Saved entries:
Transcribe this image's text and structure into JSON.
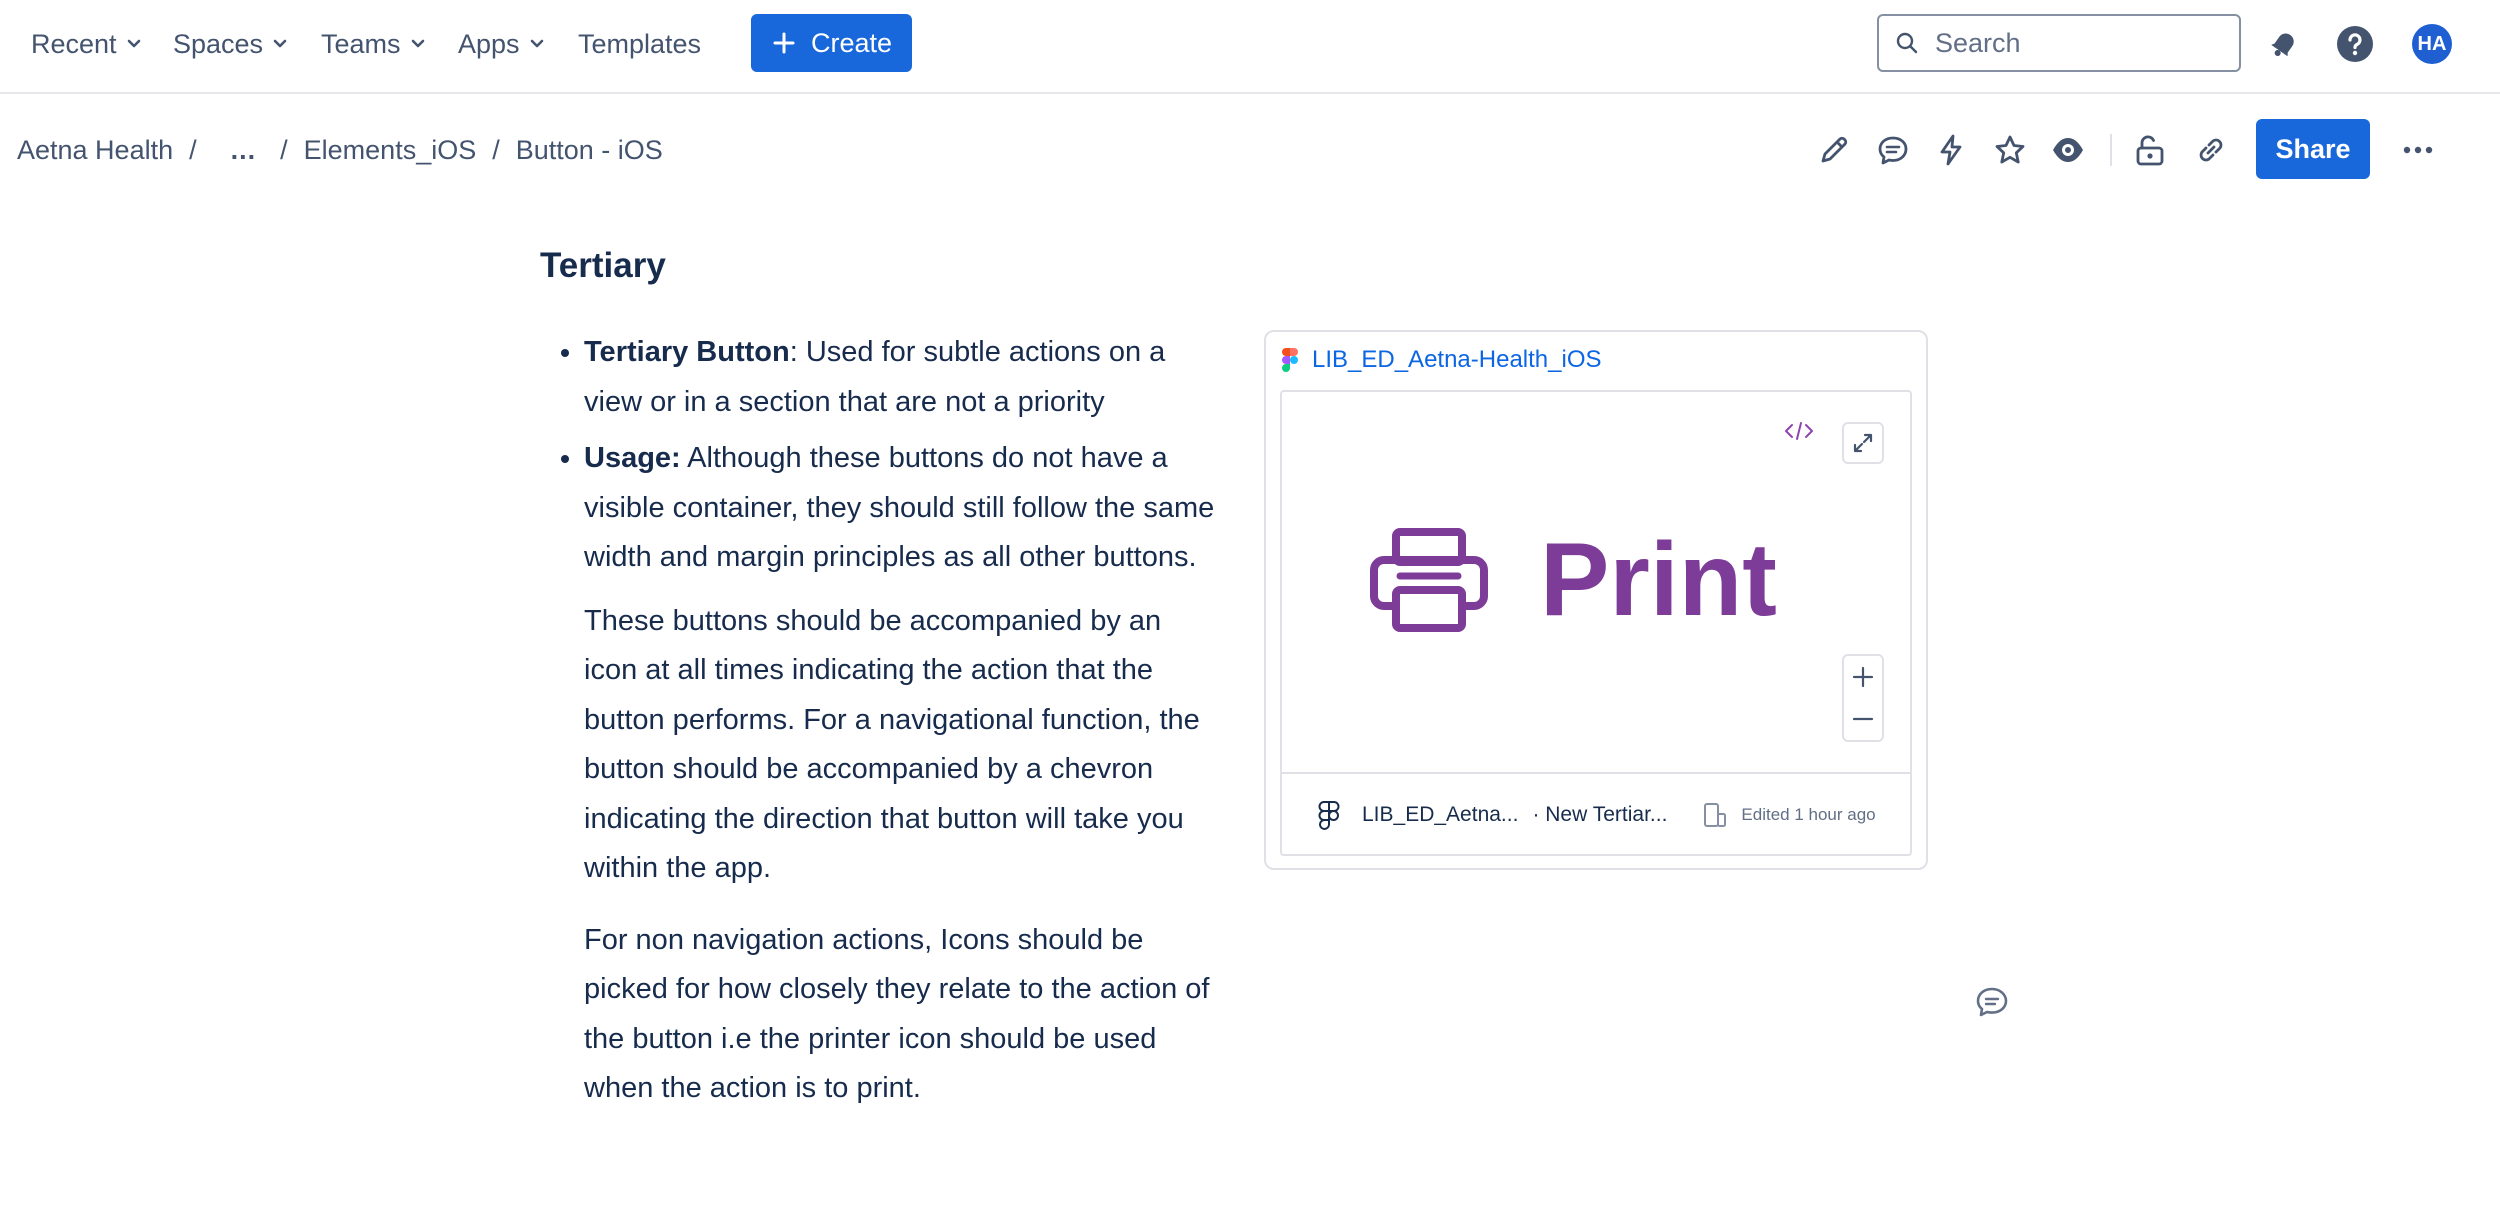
{
  "topnav": {
    "items": [
      {
        "label": "Recent",
        "has_dropdown": true
      },
      {
        "label": "Spaces",
        "has_dropdown": true
      },
      {
        "label": "Teams",
        "has_dropdown": true
      },
      {
        "label": "Apps",
        "has_dropdown": true
      },
      {
        "label": "Templates",
        "has_dropdown": false
      }
    ],
    "create_label": "Create",
    "search_placeholder": "Search",
    "avatar_initials": "HA",
    "icons": [
      "notifications-icon",
      "help-icon"
    ]
  },
  "breadcrumb": {
    "items": [
      "Aetna Health",
      "...",
      "Elements_iOS",
      "Button - iOS"
    ]
  },
  "page_toolbar": {
    "icons": [
      "edit-icon",
      "comment-icon",
      "automation-icon",
      "star-icon",
      "watch-icon",
      "restrictions-icon",
      "copy-link-icon"
    ],
    "share_label": "Share"
  },
  "content": {
    "heading": "Tertiary",
    "bullets": [
      {
        "term": "Tertiary Button",
        "text": ": Used for subtle actions on a view or in a section that are not a priority"
      },
      {
        "term": "Usage:",
        "text": " Although these buttons do not have a visible container, they should still follow the same width and margin principles as all other buttons."
      }
    ],
    "paragraphs": [
      "These buttons should be accompanied by an icon at all times indicating the action that the button performs. For a navigational function, the button should be accompanied by a chevron indicating the direction that button will take you within the app.",
      "For non navigation actions, Icons should be picked for how closely they relate to the action of the button i.e the printer icon should be used when the action is to print."
    ]
  },
  "embed": {
    "title": "LIB_ED_Aetna-Health_iOS",
    "preview_label": "Print",
    "footer_file": "LIB_ED_Aetna...",
    "footer_frame": "· New Tertiar...",
    "footer_edited": "Edited 1 hour ago",
    "accent_color": "#7d3c98"
  },
  "colors": {
    "brand_blue": "#1868db",
    "text": "#172b4d",
    "subtle_text": "#44546f"
  }
}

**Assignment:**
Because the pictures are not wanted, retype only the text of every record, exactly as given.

**Finished task:**
Transcribe this image's text and structure into JSON.
{
  "topnav": {
    "items": [
      {
        "label": "Recent",
        "has_dropdown": true
      },
      {
        "label": "Spaces",
        "has_dropdown": true
      },
      {
        "label": "Teams",
        "has_dropdown": true
      },
      {
        "label": "Apps",
        "has_dropdown": true
      },
      {
        "label": "Templates",
        "has_dropdown": false
      }
    ],
    "create_label": "Create",
    "search_placeholder": "Search",
    "avatar_initials": "HA",
    "icons": [
      "notifications-icon",
      "help-icon"
    ]
  },
  "breadcrumb": {
    "items": [
      "Aetna Health",
      "...",
      "Elements_iOS",
      "Button - iOS"
    ]
  },
  "page_toolbar": {
    "icons": [
      "edit-icon",
      "comment-icon",
      "automation-icon",
      "star-icon",
      "watch-icon",
      "restrictions-icon",
      "copy-link-icon"
    ],
    "share_label": "Share"
  },
  "content": {
    "heading": "Tertiary",
    "bullets": [
      {
        "term": "Tertiary Button",
        "text": ": Used for subtle actions on a view or in a section that are not a priority"
      },
      {
        "term": "Usage:",
        "text": " Although these buttons do not have a visible container, they should still follow the same width and margin principles as all other buttons."
      }
    ],
    "paragraphs": [
      "These buttons should be accompanied by an icon at all times indicating the action that the button performs. For a navigational function, the button should be accompanied by a chevron indicating the direction that button will take you within the app.",
      "For non navigation actions, Icons should be picked for how closely they relate to the action of the button i.e the printer icon should be used when the action is to print."
    ]
  },
  "embed": {
    "title": "LIB_ED_Aetna-Health_iOS",
    "preview_label": "Print",
    "footer_file": "LIB_ED_Aetna...",
    "footer_frame": "· New Tertiar...",
    "footer_edited": "Edited 1 hour ago",
    "accent_color": "#7d3c98"
  },
  "colors": {
    "brand_blue": "#1868db",
    "text": "#172b4d",
    "subtle_text": "#44546f"
  }
}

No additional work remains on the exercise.